Finances of Public Museums and Art Galleries
Canadian public museums and art galleries generate increasing amounts from non-government sources
¨ Ten-year trend analysis reveals Canadian public museums and art galleries generate increasing amounts from non-government sources
¨ Of all revenue categories, private sector revenues grew the fastest (47%) over a 10-year period
Finances of Public Museums and Art Galleries in Canada in 2006-07, the 25th report in the Statistical Insights on the Arts series from Hill Strategies Research, shows that public museums and art galleries generate increasing amounts from non-government sources. However, the report also finds that government revenues continue to represent the largest share of total revenues.
The report examines the situation of non-profit museums and art galleries in Canada, based on the 2006-2007 Business for the ArtsAnnual Survey of Public Museums and Art Galleries. A total of 113 Canadian museums and galleries participated in the survey, including 52 public art galleries, 38 public museums, 12 university-affiliated art galleries or museums, and 11 artist-run centres. Organizations responding to the Business for the Arts survey are based in all 10 provinces and the Yukon.
Situation of public museums and galleries in 2006-07
Total operating revenues for the 113 public museums and art galleries were $500 million in 2006-07. Total expenses were $506 million, slightly higher than total revenues, leaving a collective deficit of $6 million in 2006-07 (1% of total revenues). Based on past surpluses in the sector, the collective accumulated surplus of the 113 museums and galleries was $28 million (6% of 2006-07 revenues) at the end of 2006-07.

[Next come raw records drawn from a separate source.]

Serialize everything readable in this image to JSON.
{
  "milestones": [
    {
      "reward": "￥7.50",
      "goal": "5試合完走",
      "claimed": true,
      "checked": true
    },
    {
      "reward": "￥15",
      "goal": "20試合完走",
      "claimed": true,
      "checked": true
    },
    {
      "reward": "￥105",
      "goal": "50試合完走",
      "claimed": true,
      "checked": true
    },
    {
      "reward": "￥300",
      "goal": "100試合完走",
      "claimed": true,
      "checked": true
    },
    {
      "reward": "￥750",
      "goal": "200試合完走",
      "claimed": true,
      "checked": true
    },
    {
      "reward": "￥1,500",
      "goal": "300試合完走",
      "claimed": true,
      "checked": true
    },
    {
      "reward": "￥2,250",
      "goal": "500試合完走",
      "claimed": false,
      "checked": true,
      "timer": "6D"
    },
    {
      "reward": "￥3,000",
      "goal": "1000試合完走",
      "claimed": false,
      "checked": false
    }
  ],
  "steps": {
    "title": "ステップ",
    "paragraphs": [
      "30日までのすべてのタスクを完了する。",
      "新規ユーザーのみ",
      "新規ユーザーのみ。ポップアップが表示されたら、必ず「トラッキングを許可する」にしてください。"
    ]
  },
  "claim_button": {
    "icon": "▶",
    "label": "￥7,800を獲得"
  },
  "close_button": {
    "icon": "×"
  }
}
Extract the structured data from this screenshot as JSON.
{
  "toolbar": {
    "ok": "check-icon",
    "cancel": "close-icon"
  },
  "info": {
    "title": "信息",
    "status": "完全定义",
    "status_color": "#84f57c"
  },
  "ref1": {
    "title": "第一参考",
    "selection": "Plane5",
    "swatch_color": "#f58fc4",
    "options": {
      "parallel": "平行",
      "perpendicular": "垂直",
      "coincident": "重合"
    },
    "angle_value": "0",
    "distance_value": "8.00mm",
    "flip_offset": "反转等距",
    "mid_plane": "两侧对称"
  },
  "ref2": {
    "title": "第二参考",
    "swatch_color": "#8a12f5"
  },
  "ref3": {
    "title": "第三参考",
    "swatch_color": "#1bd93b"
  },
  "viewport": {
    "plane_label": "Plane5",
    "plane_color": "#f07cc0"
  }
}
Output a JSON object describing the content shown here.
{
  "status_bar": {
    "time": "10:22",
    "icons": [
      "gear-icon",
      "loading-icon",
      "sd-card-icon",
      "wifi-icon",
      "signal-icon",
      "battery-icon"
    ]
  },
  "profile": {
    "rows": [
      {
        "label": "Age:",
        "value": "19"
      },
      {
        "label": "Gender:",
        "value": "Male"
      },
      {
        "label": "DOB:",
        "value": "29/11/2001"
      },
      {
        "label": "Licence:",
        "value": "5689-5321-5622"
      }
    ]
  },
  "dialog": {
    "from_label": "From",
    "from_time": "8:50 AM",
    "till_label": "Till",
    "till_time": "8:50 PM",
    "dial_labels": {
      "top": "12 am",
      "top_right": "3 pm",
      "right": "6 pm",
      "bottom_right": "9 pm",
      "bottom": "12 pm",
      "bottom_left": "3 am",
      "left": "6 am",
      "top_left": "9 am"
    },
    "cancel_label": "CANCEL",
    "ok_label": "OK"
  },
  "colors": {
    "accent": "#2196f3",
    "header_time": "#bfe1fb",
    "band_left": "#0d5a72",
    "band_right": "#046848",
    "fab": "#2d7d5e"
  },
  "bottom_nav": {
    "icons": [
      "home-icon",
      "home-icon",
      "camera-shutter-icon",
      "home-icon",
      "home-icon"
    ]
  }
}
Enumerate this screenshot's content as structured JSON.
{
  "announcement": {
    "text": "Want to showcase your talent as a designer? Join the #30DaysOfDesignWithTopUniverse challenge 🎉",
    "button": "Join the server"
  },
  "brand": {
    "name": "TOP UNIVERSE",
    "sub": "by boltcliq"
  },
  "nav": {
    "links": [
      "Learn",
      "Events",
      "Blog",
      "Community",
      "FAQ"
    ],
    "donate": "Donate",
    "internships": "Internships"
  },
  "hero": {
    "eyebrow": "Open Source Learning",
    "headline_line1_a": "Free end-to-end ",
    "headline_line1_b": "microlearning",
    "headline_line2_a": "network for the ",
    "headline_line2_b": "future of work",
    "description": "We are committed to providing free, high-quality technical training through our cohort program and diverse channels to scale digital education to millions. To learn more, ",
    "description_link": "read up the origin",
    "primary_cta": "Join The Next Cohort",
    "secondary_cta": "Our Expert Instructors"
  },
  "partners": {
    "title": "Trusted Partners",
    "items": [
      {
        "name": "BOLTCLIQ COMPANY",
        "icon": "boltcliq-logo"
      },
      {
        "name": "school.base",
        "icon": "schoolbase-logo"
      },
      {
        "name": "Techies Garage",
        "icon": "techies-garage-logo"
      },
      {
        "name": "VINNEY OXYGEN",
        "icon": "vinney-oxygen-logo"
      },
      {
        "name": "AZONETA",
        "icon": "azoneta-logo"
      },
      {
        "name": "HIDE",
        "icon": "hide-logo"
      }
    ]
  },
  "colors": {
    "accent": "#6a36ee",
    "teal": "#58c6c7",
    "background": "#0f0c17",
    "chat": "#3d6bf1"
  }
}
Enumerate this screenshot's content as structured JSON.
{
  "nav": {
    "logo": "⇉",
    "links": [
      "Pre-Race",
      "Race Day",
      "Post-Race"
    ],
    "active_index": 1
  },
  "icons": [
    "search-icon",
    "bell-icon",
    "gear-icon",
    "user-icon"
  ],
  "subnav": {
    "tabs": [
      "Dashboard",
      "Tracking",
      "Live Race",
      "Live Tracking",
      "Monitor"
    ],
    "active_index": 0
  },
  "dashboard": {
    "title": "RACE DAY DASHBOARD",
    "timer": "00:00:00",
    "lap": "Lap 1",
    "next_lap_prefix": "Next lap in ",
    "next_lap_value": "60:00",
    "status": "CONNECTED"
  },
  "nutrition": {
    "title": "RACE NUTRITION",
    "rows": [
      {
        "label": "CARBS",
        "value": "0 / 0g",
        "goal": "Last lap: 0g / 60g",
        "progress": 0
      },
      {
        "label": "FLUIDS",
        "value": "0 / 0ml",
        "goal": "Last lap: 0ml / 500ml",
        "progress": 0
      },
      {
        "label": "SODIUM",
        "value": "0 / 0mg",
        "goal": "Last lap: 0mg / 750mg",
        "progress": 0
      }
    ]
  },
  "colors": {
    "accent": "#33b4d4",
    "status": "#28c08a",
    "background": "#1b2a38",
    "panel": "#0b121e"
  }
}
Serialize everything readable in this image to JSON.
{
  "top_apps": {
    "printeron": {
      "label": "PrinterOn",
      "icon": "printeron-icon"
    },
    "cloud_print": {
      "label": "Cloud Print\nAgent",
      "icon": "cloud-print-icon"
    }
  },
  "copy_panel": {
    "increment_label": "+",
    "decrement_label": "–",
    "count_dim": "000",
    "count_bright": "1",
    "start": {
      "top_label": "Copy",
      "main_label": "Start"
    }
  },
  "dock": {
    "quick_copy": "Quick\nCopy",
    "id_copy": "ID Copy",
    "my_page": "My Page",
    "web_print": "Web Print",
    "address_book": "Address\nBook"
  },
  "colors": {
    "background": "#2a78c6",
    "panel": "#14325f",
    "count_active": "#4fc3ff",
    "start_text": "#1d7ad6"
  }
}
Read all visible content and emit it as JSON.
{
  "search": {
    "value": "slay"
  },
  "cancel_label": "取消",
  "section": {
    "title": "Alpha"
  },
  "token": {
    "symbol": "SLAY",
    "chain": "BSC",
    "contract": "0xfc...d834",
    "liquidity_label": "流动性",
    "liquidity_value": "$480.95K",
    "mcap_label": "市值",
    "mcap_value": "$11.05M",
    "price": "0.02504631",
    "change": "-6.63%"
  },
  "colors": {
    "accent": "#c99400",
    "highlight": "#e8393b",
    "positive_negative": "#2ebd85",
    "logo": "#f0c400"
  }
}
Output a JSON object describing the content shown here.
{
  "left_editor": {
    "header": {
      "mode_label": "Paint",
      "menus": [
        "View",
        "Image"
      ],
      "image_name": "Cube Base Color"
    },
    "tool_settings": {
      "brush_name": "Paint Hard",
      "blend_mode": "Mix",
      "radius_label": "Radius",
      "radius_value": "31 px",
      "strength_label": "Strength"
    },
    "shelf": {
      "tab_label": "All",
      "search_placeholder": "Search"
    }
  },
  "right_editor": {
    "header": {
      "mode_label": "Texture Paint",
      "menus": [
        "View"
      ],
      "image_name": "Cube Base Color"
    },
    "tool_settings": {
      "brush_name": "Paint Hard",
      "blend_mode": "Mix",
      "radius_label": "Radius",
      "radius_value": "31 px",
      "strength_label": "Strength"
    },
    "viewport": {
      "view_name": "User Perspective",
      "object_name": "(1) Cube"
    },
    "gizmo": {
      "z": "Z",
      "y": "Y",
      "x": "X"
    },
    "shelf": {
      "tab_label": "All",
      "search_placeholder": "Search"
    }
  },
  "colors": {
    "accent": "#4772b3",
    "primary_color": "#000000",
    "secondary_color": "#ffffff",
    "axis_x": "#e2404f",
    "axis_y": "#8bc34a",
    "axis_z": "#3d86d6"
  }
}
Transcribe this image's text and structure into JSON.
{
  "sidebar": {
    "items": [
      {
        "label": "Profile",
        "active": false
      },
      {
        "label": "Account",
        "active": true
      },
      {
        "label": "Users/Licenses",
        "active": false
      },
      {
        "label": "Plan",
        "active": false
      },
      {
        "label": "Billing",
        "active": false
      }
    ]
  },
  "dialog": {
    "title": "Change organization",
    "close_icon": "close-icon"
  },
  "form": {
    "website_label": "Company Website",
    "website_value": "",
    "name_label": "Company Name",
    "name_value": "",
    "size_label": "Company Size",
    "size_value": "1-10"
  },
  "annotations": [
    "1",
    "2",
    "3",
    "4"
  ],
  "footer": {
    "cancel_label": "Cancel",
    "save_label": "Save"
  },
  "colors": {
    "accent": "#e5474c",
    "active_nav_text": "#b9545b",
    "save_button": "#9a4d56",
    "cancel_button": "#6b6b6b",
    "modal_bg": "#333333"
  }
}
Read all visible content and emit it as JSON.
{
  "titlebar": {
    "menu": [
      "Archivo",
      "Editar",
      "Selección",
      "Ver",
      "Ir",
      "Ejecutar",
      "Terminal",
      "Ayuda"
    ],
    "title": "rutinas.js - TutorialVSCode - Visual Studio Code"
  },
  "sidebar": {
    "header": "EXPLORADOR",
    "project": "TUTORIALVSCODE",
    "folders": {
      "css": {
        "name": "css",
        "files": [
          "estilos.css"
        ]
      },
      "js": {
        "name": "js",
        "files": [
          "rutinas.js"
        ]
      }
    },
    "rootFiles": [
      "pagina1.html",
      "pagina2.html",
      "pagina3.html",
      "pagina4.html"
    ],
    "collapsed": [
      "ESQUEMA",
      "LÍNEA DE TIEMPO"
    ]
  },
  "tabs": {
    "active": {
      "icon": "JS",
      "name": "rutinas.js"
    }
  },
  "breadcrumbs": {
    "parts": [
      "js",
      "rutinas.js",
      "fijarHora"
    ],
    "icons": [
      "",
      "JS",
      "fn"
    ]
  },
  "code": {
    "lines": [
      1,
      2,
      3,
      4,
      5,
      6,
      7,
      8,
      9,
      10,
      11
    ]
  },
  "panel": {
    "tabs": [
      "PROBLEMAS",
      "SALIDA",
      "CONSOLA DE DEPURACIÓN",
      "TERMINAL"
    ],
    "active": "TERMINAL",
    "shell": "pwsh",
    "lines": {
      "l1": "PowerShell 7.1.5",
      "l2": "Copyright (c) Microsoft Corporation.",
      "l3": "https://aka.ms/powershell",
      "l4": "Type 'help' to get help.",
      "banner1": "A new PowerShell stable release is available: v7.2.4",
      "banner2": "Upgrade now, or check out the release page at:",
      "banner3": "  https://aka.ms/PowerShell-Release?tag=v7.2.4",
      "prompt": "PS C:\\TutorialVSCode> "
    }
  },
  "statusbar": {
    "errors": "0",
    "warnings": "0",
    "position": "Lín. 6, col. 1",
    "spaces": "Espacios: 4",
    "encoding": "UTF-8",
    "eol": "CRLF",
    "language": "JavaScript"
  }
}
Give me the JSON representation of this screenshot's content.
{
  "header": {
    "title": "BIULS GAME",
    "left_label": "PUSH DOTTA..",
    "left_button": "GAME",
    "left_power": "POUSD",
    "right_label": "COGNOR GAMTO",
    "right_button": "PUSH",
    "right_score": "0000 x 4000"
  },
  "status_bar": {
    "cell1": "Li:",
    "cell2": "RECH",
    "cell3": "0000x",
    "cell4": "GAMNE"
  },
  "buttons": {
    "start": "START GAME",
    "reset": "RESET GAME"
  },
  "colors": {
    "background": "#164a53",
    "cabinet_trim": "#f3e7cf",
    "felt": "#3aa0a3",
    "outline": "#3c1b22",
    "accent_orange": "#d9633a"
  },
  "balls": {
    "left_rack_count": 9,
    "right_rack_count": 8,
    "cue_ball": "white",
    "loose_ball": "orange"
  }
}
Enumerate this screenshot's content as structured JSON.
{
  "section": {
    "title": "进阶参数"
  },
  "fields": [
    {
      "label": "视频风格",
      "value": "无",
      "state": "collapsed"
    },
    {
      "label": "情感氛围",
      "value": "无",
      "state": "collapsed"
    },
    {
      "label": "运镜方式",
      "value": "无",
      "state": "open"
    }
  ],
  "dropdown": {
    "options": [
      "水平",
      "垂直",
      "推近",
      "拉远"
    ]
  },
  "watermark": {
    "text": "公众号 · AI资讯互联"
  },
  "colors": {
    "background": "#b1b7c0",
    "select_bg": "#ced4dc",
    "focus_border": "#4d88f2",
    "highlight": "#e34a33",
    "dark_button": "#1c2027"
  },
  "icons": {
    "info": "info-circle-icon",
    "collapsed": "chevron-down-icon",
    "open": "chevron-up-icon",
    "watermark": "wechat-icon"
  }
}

Revenues from government sources represented two-thirds of the $500 million in total revenues ($334 million, or 67%) in 2006-07. Earned revenues accounted for $116 million, or 23% of total revenues. Private sector revenues equalled $45 million (9% of total revenues), while revenues from universities (received by university-affiliated organizations) were $4 million, or 0.8% of all organizations’ revenues.
Total attendance of 10 million
Total attendance at the 113 museums and galleries was 10 million in 2006-07.
Private sector revenues led recent growth
For the 77 museums and galleries with a consistent reporting history between 1996-97 and 2006-07, growth in total revenues was 18% between 1996-97 and 2006-07 after adjusting for inflation. Total expenses kept pace with total revenues, growing by 19% after inflation.
Of all revenue categories, private sector revenues grew at the fastest rate (47%, after inflation). Earned revenues also grew by more than total revenues, with an inflation-adjusted increase of 25%. In contrast, government revenues increased by 12%, while university revenues increased by 3%.
Among four different organization sizes, the revenues of the smallest museums and galleries grew the most, led by private sector revenues.
The report also provides separate profiles of public museums and art galleries in Canada.
Many more details are available in a 5-page Executive Summary and the 33-page full report.
Additional information and data files
All participating arts organizations in the survey now have access to a new benchmarking tool free of charge, developed by Business for the Arts and available on their website at www.businessforthearts.org. The benchmarking tool will allow arts organizations to compare their individual data with other arts organizations in their discipline and size category. CD-ROMs with full survey data on Art Galleries and Public Museums, along with full survey data on Festivals and Presenters, and the Performing Arts will also be sent free of charge to participating arts organizations and available for purchase at $40. For inquiries, please contact Business for the Arts at email@example.com or (416) 869-3016 x221.